**WORK ORDER**
Across the entries below, count the lines that contain the word "java" and reply with that number only.

Start of DATA EXTRACTS

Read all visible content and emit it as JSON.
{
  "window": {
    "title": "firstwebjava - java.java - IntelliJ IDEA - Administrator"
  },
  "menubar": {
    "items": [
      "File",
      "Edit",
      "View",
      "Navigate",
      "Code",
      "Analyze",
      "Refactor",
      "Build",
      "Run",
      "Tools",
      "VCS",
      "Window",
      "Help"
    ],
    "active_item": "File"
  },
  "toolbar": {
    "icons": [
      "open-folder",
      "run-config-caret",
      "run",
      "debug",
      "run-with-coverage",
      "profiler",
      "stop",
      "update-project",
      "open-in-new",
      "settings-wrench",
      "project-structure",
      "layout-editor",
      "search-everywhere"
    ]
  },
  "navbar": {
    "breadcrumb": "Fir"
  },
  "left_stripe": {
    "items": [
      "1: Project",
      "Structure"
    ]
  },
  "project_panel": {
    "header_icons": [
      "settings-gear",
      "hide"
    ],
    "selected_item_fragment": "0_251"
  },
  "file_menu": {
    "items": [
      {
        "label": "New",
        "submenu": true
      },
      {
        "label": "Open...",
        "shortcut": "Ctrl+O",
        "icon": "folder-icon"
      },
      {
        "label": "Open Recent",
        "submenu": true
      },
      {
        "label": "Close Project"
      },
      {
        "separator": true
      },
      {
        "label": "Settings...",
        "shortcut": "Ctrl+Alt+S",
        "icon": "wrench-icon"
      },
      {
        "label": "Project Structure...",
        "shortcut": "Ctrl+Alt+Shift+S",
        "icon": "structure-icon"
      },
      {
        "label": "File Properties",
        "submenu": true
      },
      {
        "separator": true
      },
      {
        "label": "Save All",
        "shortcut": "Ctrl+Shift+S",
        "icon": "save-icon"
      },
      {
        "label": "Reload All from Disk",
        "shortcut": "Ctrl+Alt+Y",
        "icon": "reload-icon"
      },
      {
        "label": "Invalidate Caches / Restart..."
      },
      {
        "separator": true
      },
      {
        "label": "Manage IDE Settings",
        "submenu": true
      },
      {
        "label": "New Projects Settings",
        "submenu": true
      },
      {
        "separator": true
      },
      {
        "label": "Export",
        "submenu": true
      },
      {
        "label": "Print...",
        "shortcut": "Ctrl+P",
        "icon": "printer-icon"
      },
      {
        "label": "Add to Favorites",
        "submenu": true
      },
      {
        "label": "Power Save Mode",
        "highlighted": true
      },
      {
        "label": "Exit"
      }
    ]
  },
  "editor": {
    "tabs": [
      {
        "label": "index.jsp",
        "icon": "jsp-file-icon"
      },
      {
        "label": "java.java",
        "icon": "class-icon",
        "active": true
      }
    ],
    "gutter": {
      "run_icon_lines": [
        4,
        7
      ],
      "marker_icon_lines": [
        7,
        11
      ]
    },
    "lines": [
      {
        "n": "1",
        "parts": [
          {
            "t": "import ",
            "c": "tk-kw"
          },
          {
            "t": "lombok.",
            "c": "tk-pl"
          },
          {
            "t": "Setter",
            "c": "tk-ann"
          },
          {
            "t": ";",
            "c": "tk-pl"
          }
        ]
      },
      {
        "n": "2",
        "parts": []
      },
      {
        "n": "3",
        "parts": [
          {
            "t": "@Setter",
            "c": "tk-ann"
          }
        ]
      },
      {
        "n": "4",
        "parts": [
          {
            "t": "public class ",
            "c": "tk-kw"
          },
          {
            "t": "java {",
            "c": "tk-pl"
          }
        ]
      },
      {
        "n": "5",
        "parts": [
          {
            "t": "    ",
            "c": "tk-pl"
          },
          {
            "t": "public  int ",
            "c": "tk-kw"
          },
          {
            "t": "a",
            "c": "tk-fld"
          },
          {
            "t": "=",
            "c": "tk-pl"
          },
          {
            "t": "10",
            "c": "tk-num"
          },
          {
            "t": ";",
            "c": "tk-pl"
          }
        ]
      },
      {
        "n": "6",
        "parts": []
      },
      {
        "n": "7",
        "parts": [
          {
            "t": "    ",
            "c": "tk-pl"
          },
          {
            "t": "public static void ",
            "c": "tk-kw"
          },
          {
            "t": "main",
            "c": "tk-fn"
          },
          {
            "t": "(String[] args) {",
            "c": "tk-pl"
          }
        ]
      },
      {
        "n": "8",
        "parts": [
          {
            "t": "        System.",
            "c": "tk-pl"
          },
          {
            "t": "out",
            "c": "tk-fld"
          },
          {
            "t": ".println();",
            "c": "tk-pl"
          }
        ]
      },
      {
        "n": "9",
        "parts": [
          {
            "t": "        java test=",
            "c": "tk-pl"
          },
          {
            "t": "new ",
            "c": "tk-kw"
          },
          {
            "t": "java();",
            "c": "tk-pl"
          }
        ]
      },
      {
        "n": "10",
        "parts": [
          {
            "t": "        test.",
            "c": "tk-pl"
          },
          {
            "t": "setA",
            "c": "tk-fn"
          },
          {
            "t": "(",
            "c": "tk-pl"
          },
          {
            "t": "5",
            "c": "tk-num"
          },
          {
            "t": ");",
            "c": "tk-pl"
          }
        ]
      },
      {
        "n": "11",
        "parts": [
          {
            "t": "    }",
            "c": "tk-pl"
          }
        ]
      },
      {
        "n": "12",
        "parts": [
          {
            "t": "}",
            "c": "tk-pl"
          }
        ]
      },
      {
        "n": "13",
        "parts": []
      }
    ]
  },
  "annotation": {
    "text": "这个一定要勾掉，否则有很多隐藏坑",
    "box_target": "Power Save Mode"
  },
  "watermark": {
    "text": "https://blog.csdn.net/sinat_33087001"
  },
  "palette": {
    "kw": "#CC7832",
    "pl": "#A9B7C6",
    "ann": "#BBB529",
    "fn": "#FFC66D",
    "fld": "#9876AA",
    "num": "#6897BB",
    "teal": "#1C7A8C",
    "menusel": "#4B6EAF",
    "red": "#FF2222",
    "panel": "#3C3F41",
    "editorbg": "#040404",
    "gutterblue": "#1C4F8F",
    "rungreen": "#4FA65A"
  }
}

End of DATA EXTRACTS

**EXERCISE SOLUTION**
5